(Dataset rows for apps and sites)

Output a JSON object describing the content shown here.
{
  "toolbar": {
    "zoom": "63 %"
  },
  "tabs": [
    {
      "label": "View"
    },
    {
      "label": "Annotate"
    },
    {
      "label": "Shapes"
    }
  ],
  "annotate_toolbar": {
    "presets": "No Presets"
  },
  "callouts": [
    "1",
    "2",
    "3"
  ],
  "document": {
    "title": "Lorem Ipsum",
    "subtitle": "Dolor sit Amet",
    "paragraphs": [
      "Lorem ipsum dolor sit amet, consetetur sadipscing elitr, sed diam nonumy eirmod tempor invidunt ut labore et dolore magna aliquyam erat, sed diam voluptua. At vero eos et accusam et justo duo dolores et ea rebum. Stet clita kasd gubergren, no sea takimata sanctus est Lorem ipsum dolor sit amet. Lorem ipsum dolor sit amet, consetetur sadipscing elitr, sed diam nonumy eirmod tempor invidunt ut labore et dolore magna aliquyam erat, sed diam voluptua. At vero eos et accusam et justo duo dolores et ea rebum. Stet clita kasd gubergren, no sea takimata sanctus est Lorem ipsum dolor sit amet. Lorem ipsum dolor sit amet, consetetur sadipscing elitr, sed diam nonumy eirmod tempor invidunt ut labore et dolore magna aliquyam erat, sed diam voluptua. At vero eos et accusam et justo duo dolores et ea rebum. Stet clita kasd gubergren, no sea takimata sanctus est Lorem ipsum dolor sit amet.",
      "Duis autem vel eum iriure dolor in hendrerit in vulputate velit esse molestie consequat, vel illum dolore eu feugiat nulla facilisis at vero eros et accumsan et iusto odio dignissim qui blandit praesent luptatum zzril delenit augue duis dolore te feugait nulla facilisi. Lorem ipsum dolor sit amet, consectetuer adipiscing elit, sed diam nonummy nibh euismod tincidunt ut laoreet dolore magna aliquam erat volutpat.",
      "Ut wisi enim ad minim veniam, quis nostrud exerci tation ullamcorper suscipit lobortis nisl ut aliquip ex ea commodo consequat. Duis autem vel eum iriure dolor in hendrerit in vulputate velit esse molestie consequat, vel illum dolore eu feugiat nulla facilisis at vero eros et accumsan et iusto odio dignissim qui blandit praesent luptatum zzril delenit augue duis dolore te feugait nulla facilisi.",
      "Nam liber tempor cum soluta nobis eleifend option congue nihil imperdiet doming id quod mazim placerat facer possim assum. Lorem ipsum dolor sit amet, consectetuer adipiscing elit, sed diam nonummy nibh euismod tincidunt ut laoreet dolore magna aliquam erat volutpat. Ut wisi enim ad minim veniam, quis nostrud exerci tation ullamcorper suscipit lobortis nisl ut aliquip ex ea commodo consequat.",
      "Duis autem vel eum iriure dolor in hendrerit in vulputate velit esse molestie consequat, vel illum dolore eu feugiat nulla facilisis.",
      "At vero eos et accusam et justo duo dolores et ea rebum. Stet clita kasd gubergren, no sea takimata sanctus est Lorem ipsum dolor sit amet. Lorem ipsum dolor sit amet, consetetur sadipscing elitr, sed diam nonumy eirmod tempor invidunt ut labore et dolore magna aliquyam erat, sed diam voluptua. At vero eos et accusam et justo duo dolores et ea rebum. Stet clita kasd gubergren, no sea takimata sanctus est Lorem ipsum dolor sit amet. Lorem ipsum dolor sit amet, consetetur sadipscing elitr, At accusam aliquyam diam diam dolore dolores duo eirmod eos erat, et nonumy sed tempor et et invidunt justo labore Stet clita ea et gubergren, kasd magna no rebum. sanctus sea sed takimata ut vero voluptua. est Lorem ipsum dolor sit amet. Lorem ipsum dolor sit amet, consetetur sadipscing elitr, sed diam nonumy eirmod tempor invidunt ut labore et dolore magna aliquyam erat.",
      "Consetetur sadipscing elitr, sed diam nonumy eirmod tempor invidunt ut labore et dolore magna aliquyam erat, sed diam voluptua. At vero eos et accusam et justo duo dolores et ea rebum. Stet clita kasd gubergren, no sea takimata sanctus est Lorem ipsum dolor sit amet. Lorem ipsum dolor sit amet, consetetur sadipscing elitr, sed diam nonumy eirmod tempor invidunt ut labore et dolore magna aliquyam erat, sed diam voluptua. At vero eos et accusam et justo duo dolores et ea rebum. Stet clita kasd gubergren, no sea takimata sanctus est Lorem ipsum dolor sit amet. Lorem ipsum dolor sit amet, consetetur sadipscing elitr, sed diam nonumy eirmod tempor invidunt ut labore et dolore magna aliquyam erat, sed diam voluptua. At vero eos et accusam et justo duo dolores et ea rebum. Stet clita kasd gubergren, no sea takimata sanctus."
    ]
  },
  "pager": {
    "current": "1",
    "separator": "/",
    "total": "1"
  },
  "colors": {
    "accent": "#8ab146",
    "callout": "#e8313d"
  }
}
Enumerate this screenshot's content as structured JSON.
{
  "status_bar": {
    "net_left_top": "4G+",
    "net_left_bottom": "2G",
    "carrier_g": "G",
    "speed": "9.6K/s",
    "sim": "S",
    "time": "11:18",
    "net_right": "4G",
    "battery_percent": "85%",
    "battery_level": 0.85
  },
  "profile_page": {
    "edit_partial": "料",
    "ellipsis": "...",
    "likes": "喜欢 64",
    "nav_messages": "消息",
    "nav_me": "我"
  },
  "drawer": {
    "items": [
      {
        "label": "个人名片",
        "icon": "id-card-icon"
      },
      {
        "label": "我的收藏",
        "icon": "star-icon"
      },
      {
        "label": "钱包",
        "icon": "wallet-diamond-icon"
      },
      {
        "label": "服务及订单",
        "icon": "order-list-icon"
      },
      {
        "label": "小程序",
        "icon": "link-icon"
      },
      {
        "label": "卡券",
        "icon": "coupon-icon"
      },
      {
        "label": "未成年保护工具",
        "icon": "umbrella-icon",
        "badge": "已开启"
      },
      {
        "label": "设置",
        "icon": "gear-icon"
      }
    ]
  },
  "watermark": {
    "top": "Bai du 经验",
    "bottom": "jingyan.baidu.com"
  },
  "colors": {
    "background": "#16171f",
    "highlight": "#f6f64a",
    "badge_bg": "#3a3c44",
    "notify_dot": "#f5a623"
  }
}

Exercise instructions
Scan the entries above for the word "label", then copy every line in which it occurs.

Reply
      "label": "View"
      "label": "Annotate"
      "label": "Shapes"
        "label": "个人名片",
        "label": "我的收藏",
        "label": "钱包",
        "label": "服务及订单",
        "label": "小程序",
        "label": "卡券",
        "label": "未成年保护工具",
        "label": "设置",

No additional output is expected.